(Component data from apps and pages)

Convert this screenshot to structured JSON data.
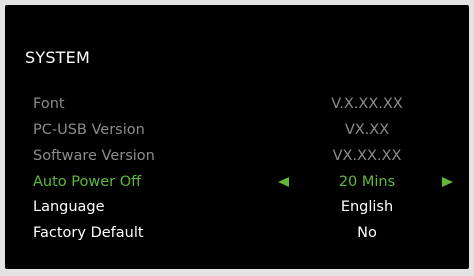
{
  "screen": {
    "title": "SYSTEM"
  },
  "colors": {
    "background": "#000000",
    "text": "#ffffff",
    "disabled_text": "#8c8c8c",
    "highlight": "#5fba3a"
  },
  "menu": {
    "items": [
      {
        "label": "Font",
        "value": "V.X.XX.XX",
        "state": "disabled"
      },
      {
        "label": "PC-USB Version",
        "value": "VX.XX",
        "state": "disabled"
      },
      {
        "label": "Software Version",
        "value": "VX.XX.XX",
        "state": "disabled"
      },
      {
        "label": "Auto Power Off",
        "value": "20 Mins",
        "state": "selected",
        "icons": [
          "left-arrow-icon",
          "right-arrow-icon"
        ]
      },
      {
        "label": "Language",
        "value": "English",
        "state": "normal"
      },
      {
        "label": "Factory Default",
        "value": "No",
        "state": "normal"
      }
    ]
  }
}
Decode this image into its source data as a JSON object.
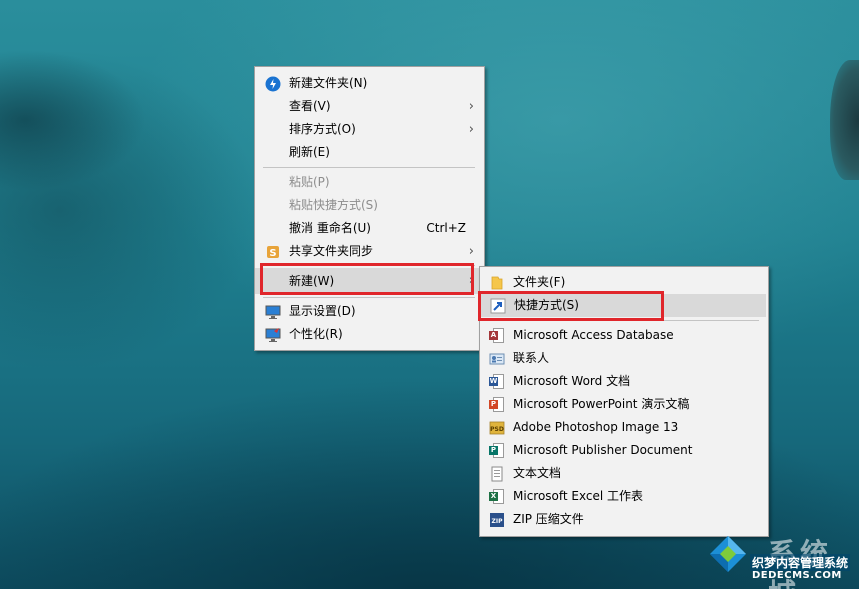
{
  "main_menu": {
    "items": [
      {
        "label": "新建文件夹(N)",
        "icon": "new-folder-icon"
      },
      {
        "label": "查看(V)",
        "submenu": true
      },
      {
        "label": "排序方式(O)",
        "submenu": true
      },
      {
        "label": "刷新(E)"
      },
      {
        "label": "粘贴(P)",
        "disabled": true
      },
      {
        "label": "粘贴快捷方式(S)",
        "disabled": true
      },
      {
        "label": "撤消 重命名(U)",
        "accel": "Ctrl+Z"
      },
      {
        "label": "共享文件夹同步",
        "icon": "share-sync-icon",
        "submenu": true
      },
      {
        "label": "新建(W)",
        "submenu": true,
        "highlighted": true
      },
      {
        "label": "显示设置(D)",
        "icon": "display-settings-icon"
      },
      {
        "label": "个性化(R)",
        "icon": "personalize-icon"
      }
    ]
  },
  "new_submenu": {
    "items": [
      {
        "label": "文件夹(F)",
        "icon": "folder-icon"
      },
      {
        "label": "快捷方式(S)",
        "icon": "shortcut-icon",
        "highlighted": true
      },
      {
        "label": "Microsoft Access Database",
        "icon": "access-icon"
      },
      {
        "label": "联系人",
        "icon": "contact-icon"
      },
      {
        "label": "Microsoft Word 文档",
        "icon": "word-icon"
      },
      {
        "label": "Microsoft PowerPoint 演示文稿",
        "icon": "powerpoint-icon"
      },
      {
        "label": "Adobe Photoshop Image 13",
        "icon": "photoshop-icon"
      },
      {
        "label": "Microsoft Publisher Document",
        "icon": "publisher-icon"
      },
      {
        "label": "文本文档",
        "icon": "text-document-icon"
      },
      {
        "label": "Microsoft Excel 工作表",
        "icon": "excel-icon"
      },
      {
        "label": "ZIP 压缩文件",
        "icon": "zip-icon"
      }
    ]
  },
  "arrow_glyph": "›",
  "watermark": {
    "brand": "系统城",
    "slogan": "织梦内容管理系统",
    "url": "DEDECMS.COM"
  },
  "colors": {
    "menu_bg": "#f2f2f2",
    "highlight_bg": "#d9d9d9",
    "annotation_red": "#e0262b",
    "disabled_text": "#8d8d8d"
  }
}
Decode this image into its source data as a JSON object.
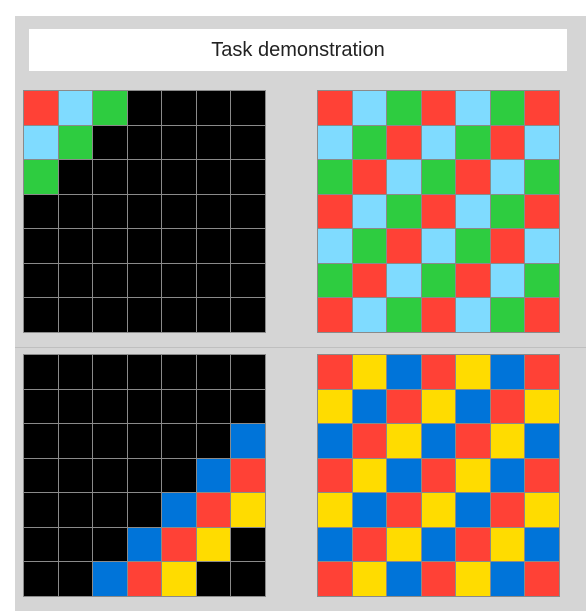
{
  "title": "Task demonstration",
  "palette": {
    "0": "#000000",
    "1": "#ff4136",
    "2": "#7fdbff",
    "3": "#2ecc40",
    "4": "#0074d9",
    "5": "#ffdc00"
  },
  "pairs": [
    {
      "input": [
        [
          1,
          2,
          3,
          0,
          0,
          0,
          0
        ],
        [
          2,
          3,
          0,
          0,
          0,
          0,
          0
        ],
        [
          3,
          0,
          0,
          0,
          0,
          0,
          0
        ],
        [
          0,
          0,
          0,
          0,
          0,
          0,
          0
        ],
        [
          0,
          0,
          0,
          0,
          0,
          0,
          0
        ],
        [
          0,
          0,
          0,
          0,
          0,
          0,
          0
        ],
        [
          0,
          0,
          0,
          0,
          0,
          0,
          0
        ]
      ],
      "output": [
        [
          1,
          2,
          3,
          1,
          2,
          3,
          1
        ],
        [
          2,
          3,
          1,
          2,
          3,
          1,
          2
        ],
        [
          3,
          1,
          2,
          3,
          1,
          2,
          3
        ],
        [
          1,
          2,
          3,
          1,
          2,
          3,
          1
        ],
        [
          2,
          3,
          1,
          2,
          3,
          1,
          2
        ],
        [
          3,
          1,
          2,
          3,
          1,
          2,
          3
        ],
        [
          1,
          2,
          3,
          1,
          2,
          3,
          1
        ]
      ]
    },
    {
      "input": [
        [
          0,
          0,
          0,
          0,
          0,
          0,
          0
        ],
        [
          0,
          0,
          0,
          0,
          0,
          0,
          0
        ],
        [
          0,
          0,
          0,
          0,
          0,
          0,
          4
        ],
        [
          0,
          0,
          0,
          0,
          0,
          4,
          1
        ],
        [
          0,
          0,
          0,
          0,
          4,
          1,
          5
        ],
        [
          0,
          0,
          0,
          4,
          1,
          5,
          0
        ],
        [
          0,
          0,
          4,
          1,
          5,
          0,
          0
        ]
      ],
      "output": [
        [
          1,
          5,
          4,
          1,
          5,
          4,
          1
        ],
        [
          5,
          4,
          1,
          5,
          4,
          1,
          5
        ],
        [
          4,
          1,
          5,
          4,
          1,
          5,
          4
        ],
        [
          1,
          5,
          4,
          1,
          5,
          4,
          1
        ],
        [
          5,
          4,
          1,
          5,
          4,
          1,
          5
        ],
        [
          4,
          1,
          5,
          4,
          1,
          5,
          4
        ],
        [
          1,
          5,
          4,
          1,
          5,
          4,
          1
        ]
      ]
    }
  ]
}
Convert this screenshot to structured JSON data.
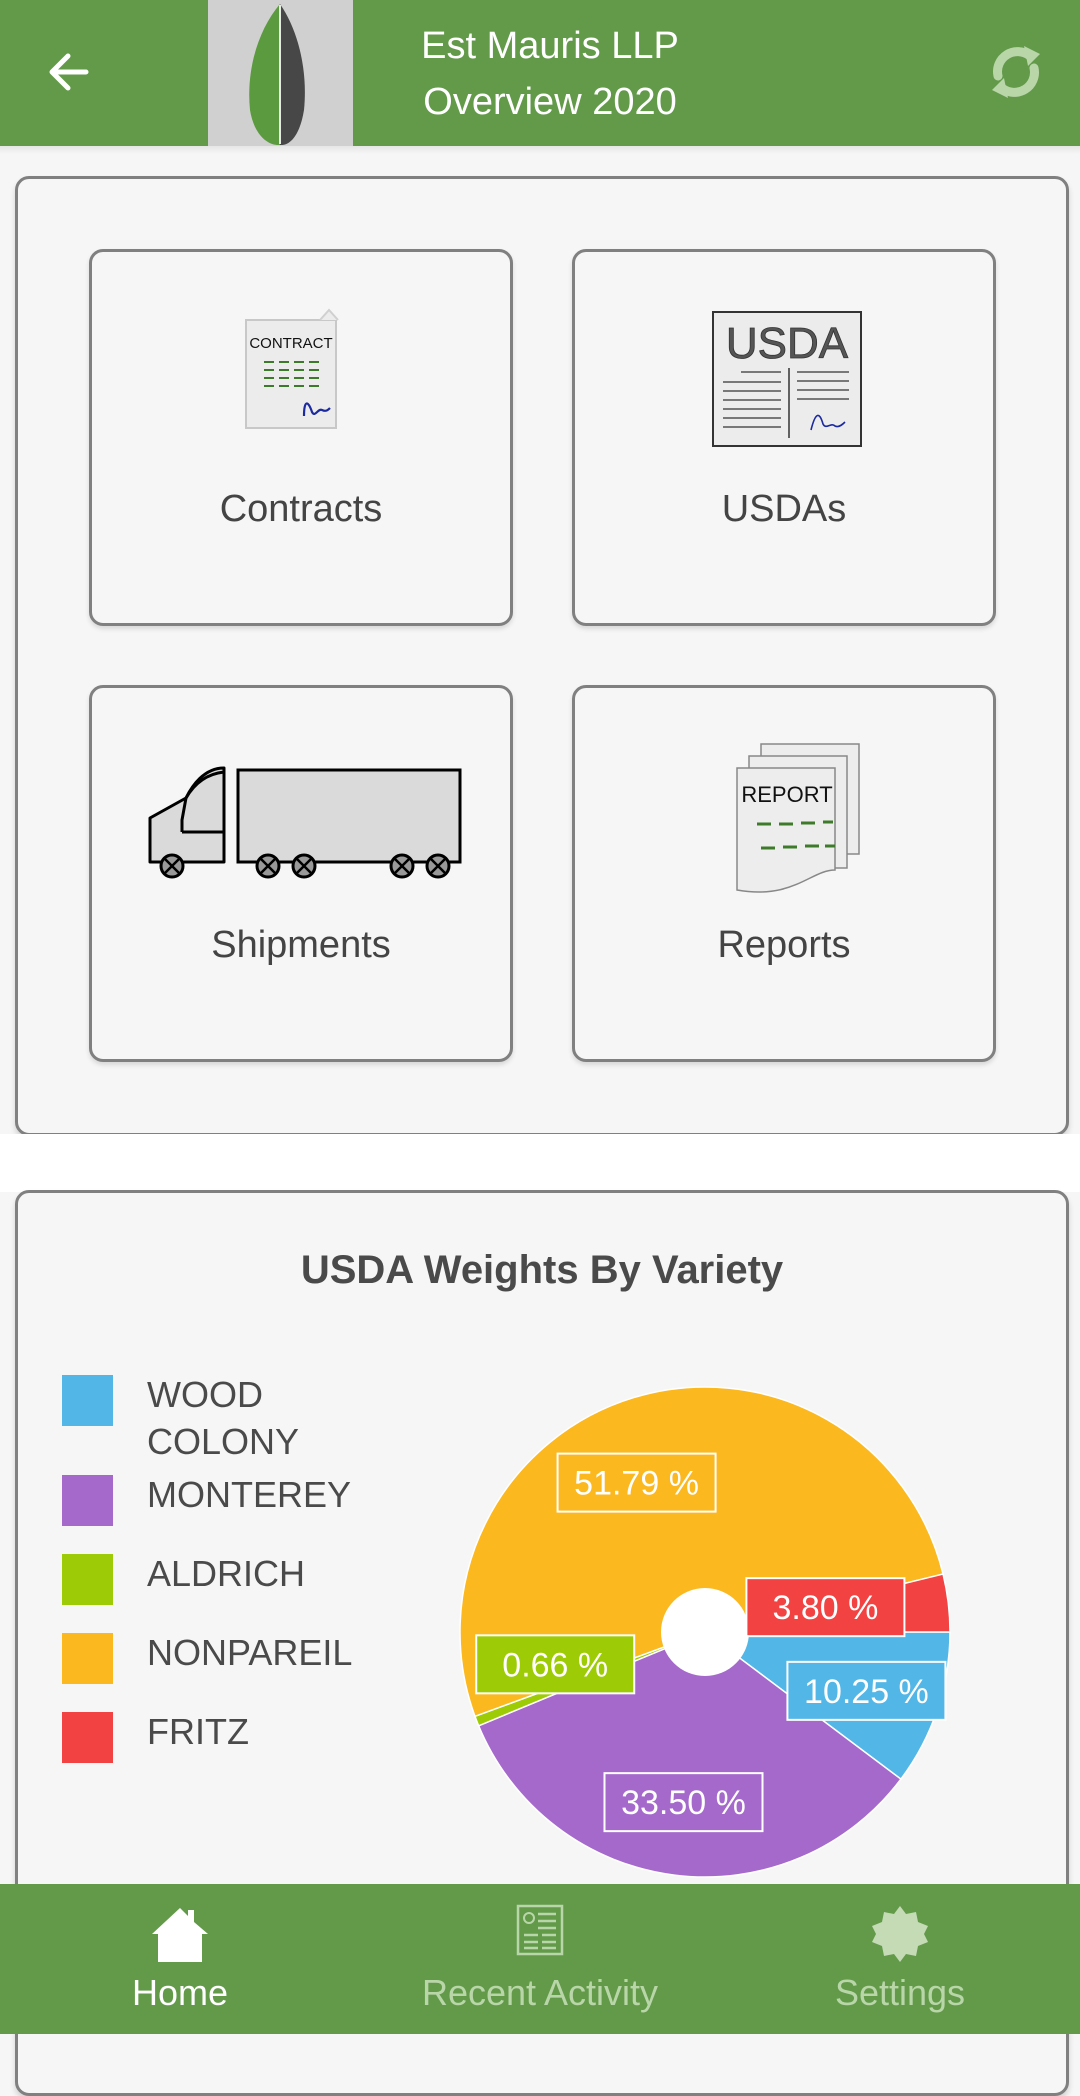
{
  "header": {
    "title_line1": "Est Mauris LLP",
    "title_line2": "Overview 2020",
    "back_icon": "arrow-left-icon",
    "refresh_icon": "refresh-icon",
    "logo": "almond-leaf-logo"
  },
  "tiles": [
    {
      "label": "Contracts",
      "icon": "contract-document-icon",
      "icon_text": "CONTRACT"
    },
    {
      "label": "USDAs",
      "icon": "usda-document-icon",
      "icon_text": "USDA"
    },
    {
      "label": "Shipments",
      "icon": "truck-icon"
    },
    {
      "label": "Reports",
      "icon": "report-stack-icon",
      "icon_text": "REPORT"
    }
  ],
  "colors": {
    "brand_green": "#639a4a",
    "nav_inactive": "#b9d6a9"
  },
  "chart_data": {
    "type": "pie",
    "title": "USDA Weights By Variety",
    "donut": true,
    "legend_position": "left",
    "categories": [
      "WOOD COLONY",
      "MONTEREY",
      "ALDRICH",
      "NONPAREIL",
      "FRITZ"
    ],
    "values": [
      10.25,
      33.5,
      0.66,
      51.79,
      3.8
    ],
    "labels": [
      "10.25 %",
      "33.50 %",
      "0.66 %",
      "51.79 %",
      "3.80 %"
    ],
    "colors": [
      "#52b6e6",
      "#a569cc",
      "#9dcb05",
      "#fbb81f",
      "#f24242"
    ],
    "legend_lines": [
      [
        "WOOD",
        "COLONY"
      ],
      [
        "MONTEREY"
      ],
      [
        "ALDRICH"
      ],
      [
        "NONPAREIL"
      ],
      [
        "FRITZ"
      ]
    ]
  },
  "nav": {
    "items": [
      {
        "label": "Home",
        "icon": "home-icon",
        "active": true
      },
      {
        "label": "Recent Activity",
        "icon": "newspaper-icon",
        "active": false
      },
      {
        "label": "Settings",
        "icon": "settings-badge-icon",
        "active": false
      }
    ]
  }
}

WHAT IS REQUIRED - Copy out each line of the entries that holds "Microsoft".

OUTPUT OF THE EXERCISE -
        "label": "Microsoft Access Database",
        "label": "Microsoft Word 文档",
        "label": "Microsoft PowerPoint 演示文稿",
        "label": "Microsoft Publisher Document",
        "label": "Microsoft Excel 工作表",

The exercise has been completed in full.